EXERCISE GOAL: Every record must be repeated exactly, with no omission.

SOURCE MATERIAL:
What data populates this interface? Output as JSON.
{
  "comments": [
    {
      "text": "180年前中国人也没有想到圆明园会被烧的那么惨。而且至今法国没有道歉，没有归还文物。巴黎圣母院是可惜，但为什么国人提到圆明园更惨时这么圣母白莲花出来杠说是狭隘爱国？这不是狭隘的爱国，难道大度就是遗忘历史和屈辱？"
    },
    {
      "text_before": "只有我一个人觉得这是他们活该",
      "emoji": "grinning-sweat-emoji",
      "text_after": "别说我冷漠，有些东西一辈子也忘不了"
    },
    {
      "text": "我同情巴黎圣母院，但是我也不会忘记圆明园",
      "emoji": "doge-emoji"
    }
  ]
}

RESPONSE AREA:
What data populates this interface? Output as JSON.
{
  "comments": [
    {
      "text": "180年前中国人也没有想到圆明园会被烧的那么惨。而且至今法国没有道歉，没有归还文物。巴黎圣母院是可惜，但为什么国人提到圆明园更惨时这么圣母白莲花出来杠说是狭隘爱国？这不是狭隘的爱国，难道大度就是遗忘历史和屈辱？"
    },
    {
      "text_before": "只有我一个人觉得这是他们活该",
      "emoji": "grinning-sweat-emoji",
      "text_after": "别说我冷漠，有些东西一辈子也忘不了"
    },
    {
      "text": "我同情巴黎圣母院，但是我也不会忘记圆明园",
      "emoji": "doge-emoji"
    }
  ]
}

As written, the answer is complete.